Photographer - Rob Langman

Best of LFW

I’ll be honest, when it comes to London Fashion Week, I never expect too much. There has not been a large shift in variety from the sheer boxy fit crop tops, 3D flowers and laser cut fabrics that I remember from 2009. I see them every single September during the Spring/Summer shows and it’s starting to get extremely tiresome. Isn’t London supposed to be the fashion capital of the world with some of the best design schools around? The answer is most certainly yes, so why is there such a lack of originality from our current British designers?

I really had to think hard about which shows I would include in this post and although Erdem was outstanding (usually a given), there were only a couple of other shows that really stood out for me. While it may seem like fun and games designing sheer shapeless silhouettes in pastel tones, not all of us want to look like we have just rolled around in an ice-cream shop. I am really hoping to see more diversity next season but at the same time, I know better than to get my hopes up.


Belgian designer, Anthony Vaccerelo showcased a collection that stayed true to the Versace ethos of supermodels and 80’s rock and roll – a look which verged on the brink of being trashy but somehow worked. There were plenty of cut out details on asymmetrical dresses that can be seen on current Versace designs. Strappy bralets were crafted out of leather to add edge, while brass buttons were emblazoned on waistcoats which were worn as dresses. Silver appeared in the form of piercings, lion crested hardware and zips which was a pleasant change from Versace’s signature gold. I find silver is more understated and less brash than gold which is why I tend to favour it on clothing details.
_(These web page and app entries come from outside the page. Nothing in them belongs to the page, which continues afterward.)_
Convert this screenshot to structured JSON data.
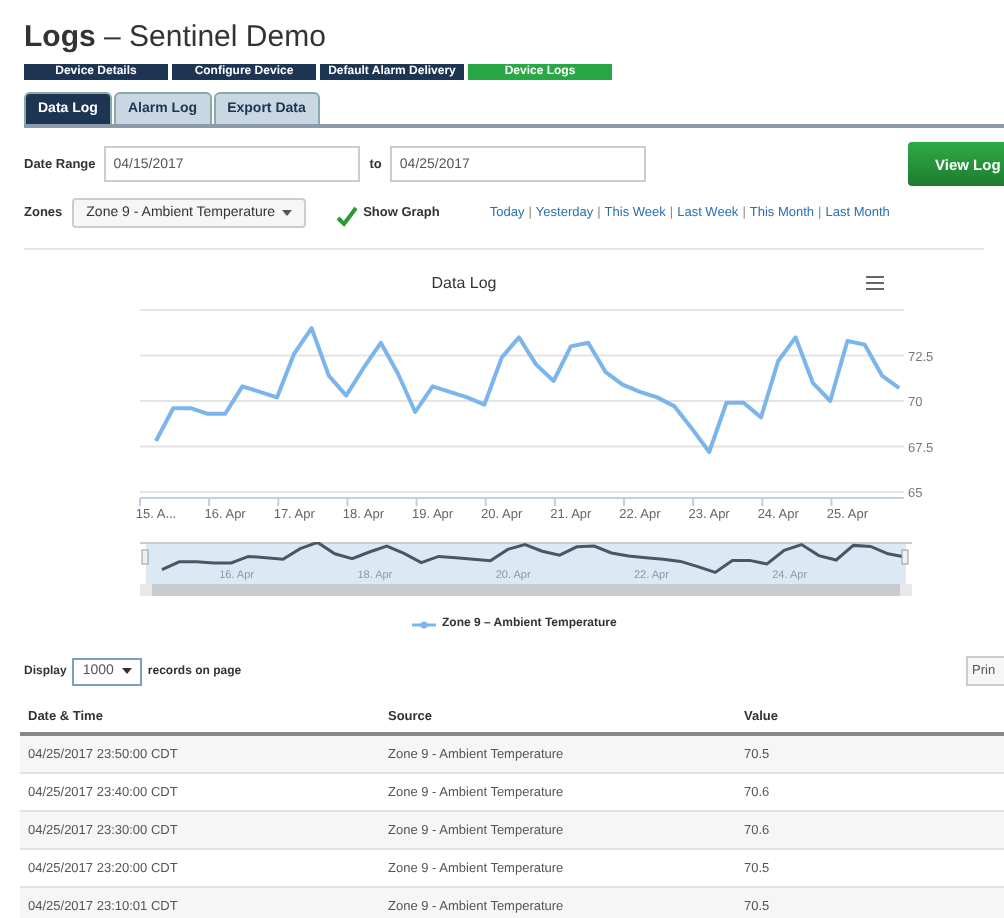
{
  "page": {
    "title_bold": "Logs",
    "title_sep": "–",
    "title_rest": "Sentinel Demo"
  },
  "nav_buttons": [
    {
      "label": "Device Details",
      "selected": false
    },
    {
      "label": "Configure Device",
      "selected": false
    },
    {
      "label": "Default Alarm Delivery",
      "selected": false
    },
    {
      "label": "Device Logs",
      "selected": true
    }
  ],
  "tabs": [
    {
      "label": "Data Log",
      "selected": true
    },
    {
      "label": "Alarm Log",
      "selected": false
    },
    {
      "label": "Export Data",
      "selected": false
    }
  ],
  "date_range": {
    "label": "Date Range",
    "from": "04/15/2017",
    "to_label": "to",
    "to": "04/25/2017",
    "button": "View Log"
  },
  "zones": {
    "label": "Zones",
    "value": "Zone 9 - Ambient Temperature",
    "show_graph": {
      "label": "Show Graph",
      "checked": true
    },
    "quick_ranges": [
      "Today",
      "Yesterday",
      "This Week",
      "Last Week",
      "This Month",
      "Last Month"
    ],
    "separator": "|"
  },
  "chart": {
    "chart_data": {
      "type": "line",
      "title": "Data Log",
      "categories": [
        "15. A...",
        null,
        null,
        null,
        "16. Apr",
        null,
        null,
        null,
        "17. Apr",
        null,
        null,
        null,
        "18. Apr",
        null,
        null,
        null,
        "19. Apr",
        null,
        null,
        null,
        "20. Apr",
        null,
        null,
        null,
        "21. Apr",
        null,
        null,
        null,
        "22. Apr",
        null,
        null,
        null,
        "23. Apr",
        null,
        null,
        null,
        "24. Apr",
        null,
        null,
        null,
        "25. Apr",
        null,
        null,
        null
      ],
      "series": [
        {
          "name": "Zone 9 – Ambient Temperature",
          "color": "#7cb5ec",
          "values": [
            67.8,
            69.6,
            69.6,
            69.3,
            69.3,
            70.8,
            70.5,
            70.2,
            72.6,
            74.0,
            71.4,
            70.3,
            71.8,
            73.2,
            71.5,
            69.4,
            70.8,
            70.5,
            70.2,
            69.8,
            72.4,
            73.5,
            72.0,
            71.1,
            73.0,
            73.2,
            71.6,
            70.9,
            70.5,
            70.2,
            69.7,
            68.5,
            67.2,
            69.9,
            69.9,
            69.1,
            72.2,
            73.5,
            71.0,
            70.0,
            73.3,
            73.1,
            71.4,
            70.7
          ]
        }
      ],
      "grid": true,
      "ylim": [
        65,
        75
      ],
      "yticks": [
        {
          "value": 65,
          "label": "65"
        },
        {
          "value": 67.5,
          "label": "67.5"
        },
        {
          "value": 70,
          "label": "70"
        },
        {
          "value": 72.5,
          "label": "72.5"
        }
      ]
    },
    "navigator_labels": [
      "16. Apr",
      "18. Apr",
      "20. Apr",
      "22. Apr",
      "24. Apr"
    ]
  },
  "display": {
    "label": "Display",
    "value": "1000",
    "suffix": "records on page",
    "print": "Prin"
  },
  "table": {
    "columns": [
      "Date & Time",
      "Source",
      "Value"
    ],
    "rows": [
      [
        "04/25/2017 23:50:00 CDT",
        "Zone 9 - Ambient Temperature",
        "70.5"
      ],
      [
        "04/25/2017 23:40:00 CDT",
        "Zone 9 - Ambient Temperature",
        "70.6"
      ],
      [
        "04/25/2017 23:30:00 CDT",
        "Zone 9 - Ambient Temperature",
        "70.6"
      ],
      [
        "04/25/2017 23:20:00 CDT",
        "Zone 9 - Ambient Temperature",
        "70.5"
      ],
      [
        "04/25/2017 23:10:01 CDT",
        "Zone 9 - Ambient Temperature",
        "70.5"
      ]
    ]
  }
}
This show was only Vacerello’s second season for Versus but he seems to be taking a different angle than his predecessor, Christopher Kane, something that Donatella seems thrilled by. She has been quoted saying that Vacerello really gets the brand and even named him ‘The One’. It was, however, nice to see Christopher sat front row for the show, suggesting that there is no hard feelings between him and Donatella since he left as creative director.


Erdem Moralioglu is known for his beautiful floral creations that one could only describe as ‘delightful’ and ‘charming’, however he definitely took a different approach to Spring with a collection full of darker flowered patterns and melancholy vibes. The Victorian era was ever present in floaty Dickens-esque creations complete with dramatic sleeves and high ruffled necklines.

A personal favourite was a baby blue organza dress with a black ribbon, partially tied at the neck and left askew. I love when looks are not too ‘done’ and there are slight imperfections; it looks less pristine and more effortless. Another interesting element to these dresses was that some possessed cut-out arm details making them an innovative modern take on the 80s trends arising.

Marques Almeidamarques

I remember seeing a recent collection Marques Almeida did for Topshop, it was all one-tone frayed denim and Barbie pink crop tops – clothing that displayed all the things I hate about 90s fashion and would also be very out of place in my wardrobe. It was such a refreshing surprise to see their SS16 collection was miles away from this with the two designers, Marta Marques and Paulo Almeida (both Portuguese), describing the collection as their true identity. There was still lots of their signature rips and frays but the colour palette was largely neutral giving a softer approach to the designs that were crafted from sheer fabrics and adorned with ruffles giving a glamorous grunge vibe.

Although their designs may not be so wearable on account of being very shapeless, I can really appreciate their talent as designers.  They strike me as similar to J.W. Anderson, who started with very unwearable garments, but is someone I feel is really starting to find his feet in the industry with his Spring collection. Marques Almeida are still finding their way but I am extremely interested to see what next season brings for them.

What did you think of LFW? Let me know in the comments box below!